- Created by: Grace Lawer
- Created on: 18-11-19 15:43
Phagocytes surround any pathogens in the blood and engulf them. They are attracted to pathogens and bind to them.
The phagocytes membrane surrounds the pathogen and enzymes found inside the cell break down the pathogen in order to destroy it. As phagocytes do this to all pahtogens that they encounter, thay are called 'non-specific'
Lymphocytes are another type of white blood cell. They recognise pathogens called antigens. Lymphocytes detect that these are foreign not naturally occuing within your body and produce antibodies. This can take a few days, during which time you may feel ill. The antibodies cause pathogens to stick together and make it easier for phagocytes to engulf them.
Some pathogens produce toxins which make you feel ill. Lymphocytes can also produce antitoxins to neutrilise these toxins.
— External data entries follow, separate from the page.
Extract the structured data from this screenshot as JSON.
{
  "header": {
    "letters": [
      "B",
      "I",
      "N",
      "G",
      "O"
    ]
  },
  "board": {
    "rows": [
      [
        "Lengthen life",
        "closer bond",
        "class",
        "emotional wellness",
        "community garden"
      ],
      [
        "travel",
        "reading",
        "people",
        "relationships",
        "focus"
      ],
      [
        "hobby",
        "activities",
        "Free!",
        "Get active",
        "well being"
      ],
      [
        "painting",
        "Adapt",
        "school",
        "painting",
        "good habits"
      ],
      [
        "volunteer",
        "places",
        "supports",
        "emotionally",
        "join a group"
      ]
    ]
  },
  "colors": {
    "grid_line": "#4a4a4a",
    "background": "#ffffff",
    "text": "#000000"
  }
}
Both antibodies and antitoxins are highly specific to the antigen on the pathogen, therfore the luphocytes that produce them are called 'specific'